[Work instructions] Copy the result of filtering the entries below for lines that include the string "Настройки".

*** Exercise input ***

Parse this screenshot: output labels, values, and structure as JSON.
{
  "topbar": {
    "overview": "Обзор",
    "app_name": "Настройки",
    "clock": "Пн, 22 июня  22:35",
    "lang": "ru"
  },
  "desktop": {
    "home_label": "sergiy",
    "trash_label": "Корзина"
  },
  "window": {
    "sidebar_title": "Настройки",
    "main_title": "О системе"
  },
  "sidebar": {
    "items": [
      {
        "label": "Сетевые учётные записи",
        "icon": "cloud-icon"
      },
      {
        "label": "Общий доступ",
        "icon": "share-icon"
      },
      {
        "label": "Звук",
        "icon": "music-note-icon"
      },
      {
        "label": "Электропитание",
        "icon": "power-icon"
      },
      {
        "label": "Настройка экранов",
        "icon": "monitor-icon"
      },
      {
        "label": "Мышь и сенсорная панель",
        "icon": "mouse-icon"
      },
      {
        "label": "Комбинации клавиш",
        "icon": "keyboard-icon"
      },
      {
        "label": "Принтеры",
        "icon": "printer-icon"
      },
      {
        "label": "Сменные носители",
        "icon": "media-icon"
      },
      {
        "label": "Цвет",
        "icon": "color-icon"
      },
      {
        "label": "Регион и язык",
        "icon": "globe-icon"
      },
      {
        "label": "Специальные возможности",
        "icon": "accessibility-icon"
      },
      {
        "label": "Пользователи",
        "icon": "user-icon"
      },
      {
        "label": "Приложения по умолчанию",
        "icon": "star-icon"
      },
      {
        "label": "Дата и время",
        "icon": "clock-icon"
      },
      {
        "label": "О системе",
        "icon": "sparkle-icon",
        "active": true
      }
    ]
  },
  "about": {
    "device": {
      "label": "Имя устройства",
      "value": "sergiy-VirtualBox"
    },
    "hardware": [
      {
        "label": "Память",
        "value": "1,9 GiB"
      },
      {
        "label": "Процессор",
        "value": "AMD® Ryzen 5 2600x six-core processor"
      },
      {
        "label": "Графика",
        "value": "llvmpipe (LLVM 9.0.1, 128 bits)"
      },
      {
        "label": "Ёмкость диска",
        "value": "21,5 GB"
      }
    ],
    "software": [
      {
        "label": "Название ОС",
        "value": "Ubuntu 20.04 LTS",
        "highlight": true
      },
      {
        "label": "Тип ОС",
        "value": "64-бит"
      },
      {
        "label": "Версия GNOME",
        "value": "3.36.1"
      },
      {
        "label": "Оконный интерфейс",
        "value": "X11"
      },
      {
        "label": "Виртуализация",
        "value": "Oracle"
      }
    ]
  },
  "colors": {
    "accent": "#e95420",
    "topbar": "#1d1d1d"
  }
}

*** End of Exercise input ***

[Exercise result]
    "app_name": "Настройки",
    "sidebar_title": "Настройки",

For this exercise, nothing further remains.